I had the best pizza of my life (no joke) from Giordano’s. I stayed at a hostel in Lincoln Park, hidden amongst the New York-style brownstones. After my departure on a midnight bus headed to Toronto, I thought that Chicago seemed to me like an underrated American city that hides in the shadows behind New York and Los Angeles. But LA has got nothing on Chi-town in my opinion. Except perhaps no snow…
Seattle is a surprise addition to this list. When I first visited, I liked Seattle but I didn’t LOVE it. I did the (cheap) tourist activities and although I thought Pike Place was cool and the sunsets unforgettable, it wouldn’t have automatically found itself on this list. Take two and I could finally see why so many people adored the Washington State city. The difference was I ventured from Pike Street and visited Fremont as well as Bainbridge Island — two incredibly parallel destinations but excellent in their own right. Fremont was this quirky, hipster area while Bainbridge was a quiet, serene island a short ferry ride away.

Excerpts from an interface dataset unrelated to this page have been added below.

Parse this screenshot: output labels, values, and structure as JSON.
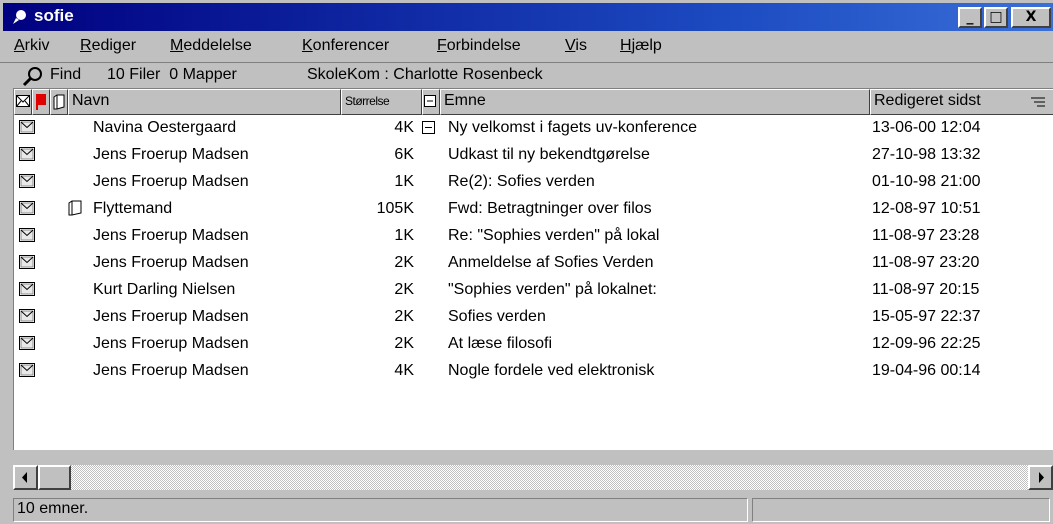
{
  "window": {
    "title": "sofie",
    "controls": {
      "minimize": "_",
      "maximize": "□",
      "close": "X"
    }
  },
  "menu": [
    {
      "label": "Arkiv"
    },
    {
      "label": "Rediger"
    },
    {
      "label": "Meddelelse"
    },
    {
      "label": "Konferencer"
    },
    {
      "label": "Forbindelse"
    },
    {
      "label": "Vis"
    },
    {
      "label": "Hjælp"
    }
  ],
  "toolbar": {
    "icon": "magnifier-icon",
    "find": "Find",
    "counts": "10 Filer  0 Mapper",
    "location": "SkoleKom : Charlotte Rosenbeck"
  },
  "columns": {
    "name": "Navn",
    "size": "Størrelse",
    "subject": "Emne",
    "edited": "Redigeret sidst"
  },
  "messages": [
    {
      "name": "Navina Oestergaard",
      "size": "4K",
      "subject": "Ny velkomst i fagets uv-konference",
      "edited": "13-06-00 12:04",
      "attachment": false,
      "thread": true
    },
    {
      "name": "Jens Froerup Madsen",
      "size": "6K",
      "subject": "Udkast til ny bekendtgørelse",
      "edited": "27-10-98 13:32",
      "attachment": false,
      "thread": false
    },
    {
      "name": "Jens Froerup Madsen",
      "size": "1K",
      "subject": "Re(2): Sofies verden",
      "edited": "01-10-98 21:00",
      "attachment": false,
      "thread": false
    },
    {
      "name": "Flyttemand",
      "size": "105K",
      "subject": "Fwd: Betragtninger over filos",
      "edited": "12-08-97 10:51",
      "attachment": true,
      "thread": false
    },
    {
      "name": "Jens Froerup Madsen",
      "size": "1K",
      "subject": "Re: \"Sophies verden\" på lokal",
      "edited": "11-08-97 23:28",
      "attachment": false,
      "thread": false
    },
    {
      "name": "Jens Froerup Madsen",
      "size": "2K",
      "subject": "Anmeldelse af Sofies Verden",
      "edited": "11-08-97 23:20",
      "attachment": false,
      "thread": false
    },
    {
      "name": "Kurt Darling Nielsen",
      "size": "2K",
      "subject": "\"Sophies verden\" på lokalnet:",
      "edited": "11-08-97 20:15",
      "attachment": false,
      "thread": false
    },
    {
      "name": "Jens Froerup Madsen",
      "size": "2K",
      "subject": "Sofies verden",
      "edited": "15-05-97 22:37",
      "attachment": false,
      "thread": false
    },
    {
      "name": "Jens Froerup Madsen",
      "size": "2K",
      "subject": "At læse filosofi",
      "edited": "12-09-96 22:25",
      "attachment": false,
      "thread": false
    },
    {
      "name": "Jens Froerup Madsen",
      "size": "4K",
      "subject": "Nogle fordele ved elektronisk",
      "edited": "19-04-96 00:14",
      "attachment": false,
      "thread": false
    }
  ],
  "status": {
    "text": "10 emner."
  },
  "colors": {
    "titlebar_start": "#000080",
    "titlebar_end": "#3a6fd8",
    "flag_red": "#e00000",
    "chrome": "#c0c0c0"
  }
}
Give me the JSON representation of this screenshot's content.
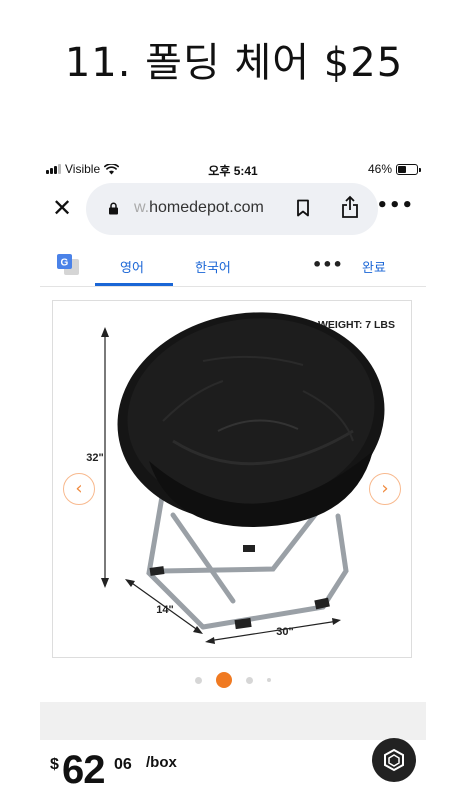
{
  "caption": "11. 폴딩 체어 $25",
  "status_bar": {
    "carrier": "Visible",
    "time": "오후 5:41",
    "battery": "46%",
    "battery_level": 0.46
  },
  "browser": {
    "url_prefix": "w.",
    "url_domain": "homedepot.com",
    "more_label": "•••"
  },
  "translate_bar": {
    "source_lang": "영어",
    "target_lang": "한국어",
    "more_label": "•••",
    "done_label": "완료"
  },
  "product_image": {
    "weight_label": "WEIGHT: 7 LBS",
    "dim_height": "32\"",
    "dim_depth": "14\"",
    "dim_width": "30\"",
    "prev_label": "‹",
    "next_label": "›"
  },
  "carousel": {
    "count": 4,
    "active_index": 1
  },
  "price": {
    "currency": "$",
    "whole": "62",
    "cents": "06",
    "unit": "/box"
  }
}
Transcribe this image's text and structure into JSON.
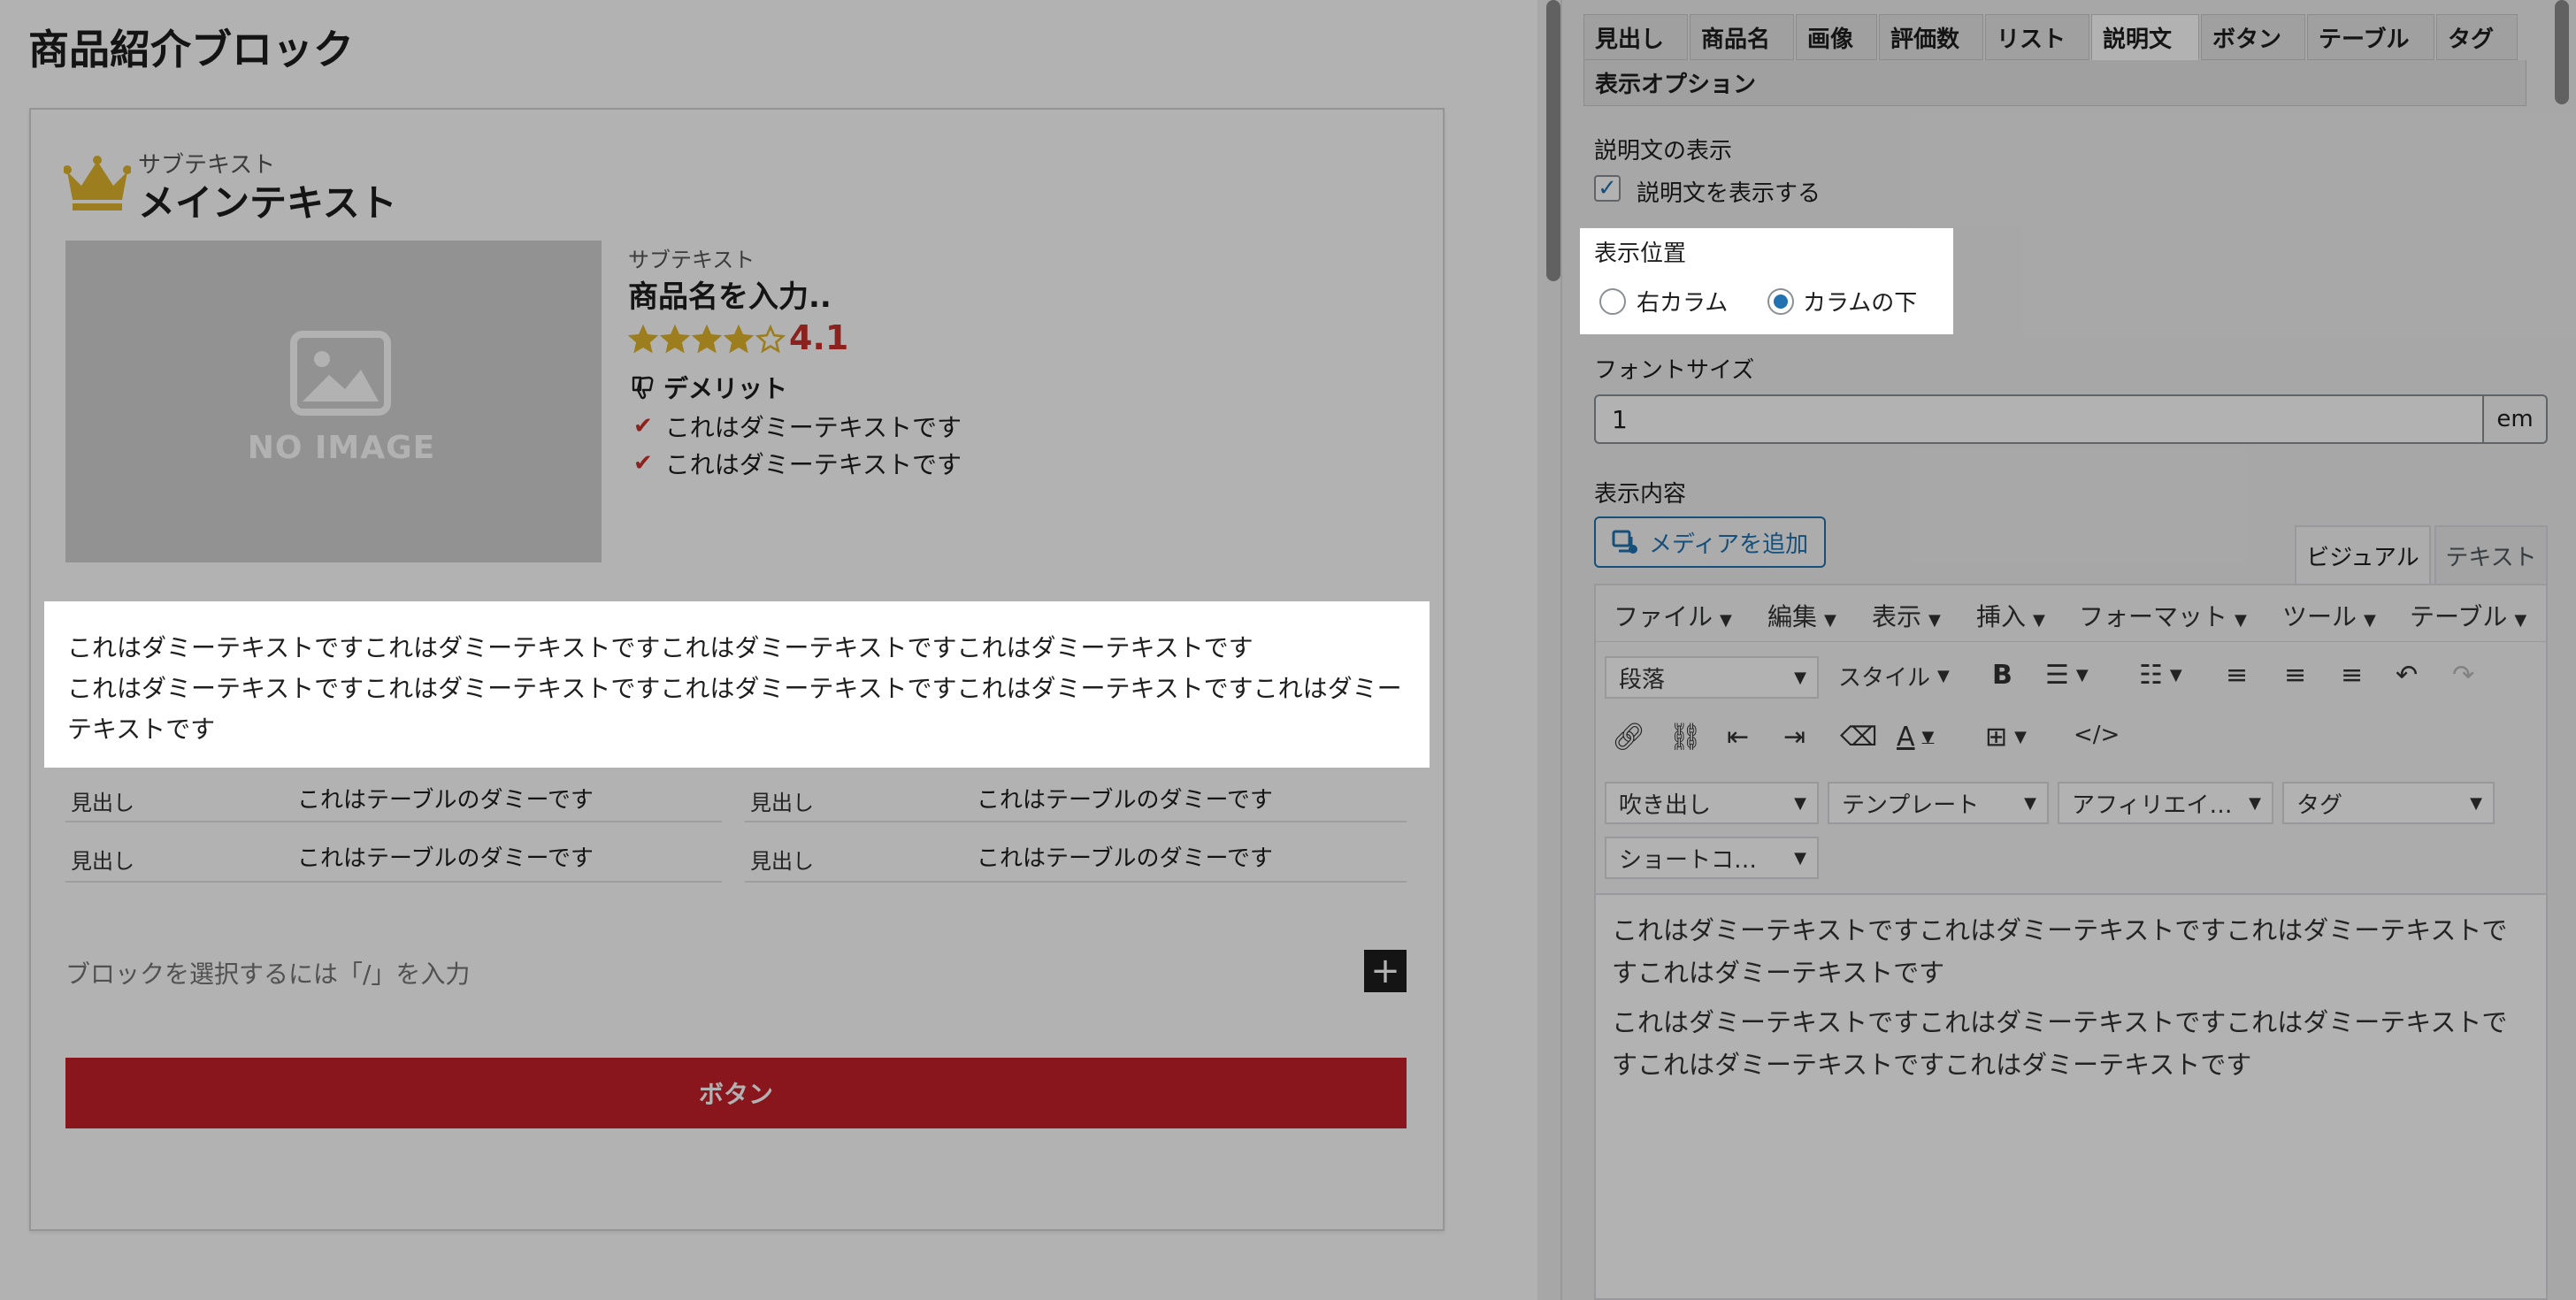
{
  "left": {
    "page_title": "商品紹介ブロック",
    "header": {
      "subtext": "サブテキスト",
      "main_text": "メインテキスト",
      "icon": "crown-icon"
    },
    "image_placeholder": {
      "label": "NO IMAGE",
      "icon": "image-placeholder-icon"
    },
    "product": {
      "subtext": "サブテキスト",
      "name": "商品名を入力..",
      "rating": 4.1,
      "rating_label": "4.1",
      "stars_filled": 4,
      "stars_total": 5
    },
    "demerit": {
      "title": "デメリット",
      "items": [
        "これはダミーテキストです",
        "これはダミーテキストです"
      ]
    },
    "description": {
      "line1": "これはダミーテキストですこれはダミーテキストですこれはダミーテキストですこれはダミーテキストです",
      "line2": "これはダミーテキストですこれはダミーテキストですこれはダミーテキストですこれはダミーテキストですこれはダミーテキストです"
    },
    "table": {
      "rows": [
        {
          "h1": "見出し",
          "v1": "これはテーブルのダミーです",
          "h2": "見出し",
          "v2": "これはテーブルのダミーです"
        },
        {
          "h1": "見出し",
          "v1": "これはテーブルのダミーです",
          "h2": "見出し",
          "v2": "これはテーブルのダミーです"
        }
      ]
    },
    "block_placeholder": "ブロックを選択するには「/」を入力",
    "button_label": "ボタン"
  },
  "right": {
    "tabs": [
      "見出し",
      "商品名",
      "画像",
      "評価数",
      "リスト",
      "説明文",
      "ボタン",
      "テーブル",
      "タグ",
      "表示オプション"
    ],
    "active_tab": "説明文",
    "display_section": {
      "label": "説明文の表示",
      "checkbox_label": "説明文を表示する",
      "checked": true
    },
    "position": {
      "label": "表示位置",
      "options": [
        "右カラム",
        "カラムの下"
      ],
      "selected": "カラムの下"
    },
    "font_size": {
      "label": "フォントサイズ",
      "value": "1",
      "unit": "em"
    },
    "content": {
      "label": "表示内容",
      "media_button": "メディアを追加",
      "editor_tabs": [
        "ビジュアル",
        "テキスト"
      ],
      "menus": [
        "ファイル",
        "編集",
        "表示",
        "挿入",
        "フォーマット",
        "ツール",
        "テーブル"
      ],
      "selects": {
        "paragraph": "段落",
        "style": "スタイル",
        "balloon": "吹き出し",
        "template": "テンプレート",
        "affiliate": "アフィリエイ…",
        "tag": "タグ",
        "shortcode": "ショートコ…"
      },
      "paragraphs": [
        "これはダミーテキストですこれはダミーテキストですこれはダミーテキストですこれはダミーテキストです",
        "これはダミーテキストですこれはダミーテキストですこれはダミーテキストですこれはダミーテキストですこれはダミーテキストです"
      ]
    }
  },
  "colors": {
    "accent_red": "#c4202a",
    "rating_red": "#c9322b",
    "star_gold": "#e0b52b",
    "wp_blue": "#2271b1"
  }
}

I also saw the sunset each night during my second Seattle sojourn. Although the sun was setting around 4:30pm, they were all nonetheless perfect. So make sure that when you visit Seattle you step outside of the city, as I believe this is where the city’s true magic is found.
5. New Orleans
New Orleans is an individual. It is like the stubborn American sibling/city that walks to the beat of its own unique drum. Although it is difficult to choose a favourite part of the Big Easy, I truly admired the architecture with its European influences. It was like each house was prettier and more elegant than its next door neighbour. I loved the atmosphere in the French Quarter, both during the day and night. I also enjoyed participating in some great extracurricular activities like a swamp tour, visiting Mardi Gras World, seeing a plantation and taking a jazzy brunch cruise along the Mississippi. New Orleans is a city full of history, culture and frivolity. I think it would be a fun and joyful place to call home.
6. San Francisco
I spent the most time in San Francisco during my 18 months overseas: nine nights in total. By the end I felt like I knew my way around Union Square and could have happily become a local. Unlike my time in Seattle, San Fran and I clicked on my first visit. But I was glad I got the chance to visit again, with friends as well. San Francisco has a lot going on, and it is all good. My favourite parts of the city include walking along the water and visiting the Ferry Building, the cutest sea lions at Pier 39 and then Fisherman’s Wharf. Biking across the Golden Gate Bridge was actually fun because you ended your journey in seaside Sausalito.
I really liked the Mission District and Haight Ashbury too. Having so many unique areas in one city is really why I fell in love with San Francisco. From top to bottom and east to west, there is a place for everyone and I don’t know if you could ever possibly be bored.
Okay, they didn’t make it to my list of favourite American cities but I still believe they are pretty awesome. Honourable mentions go to Nashville and Las Vegas: because it’s Vegas and pretty damn unforgettable and Nashville for being saturated in music.
What are your favourite American cities?
I am now turning the tables and asking you what your favourite American cities are and why. I am interested to know if you agree with my list and which cities you might add or subtract. The United States is obviously huge so I feel very fortunate to not only have had the chance to see all of these amazing cities, but enjoy them in their own ways. I think sometimes people skip the States and head for Europe instead, but America has a lot of great places itself. I hope you get the chance to experience them yourself.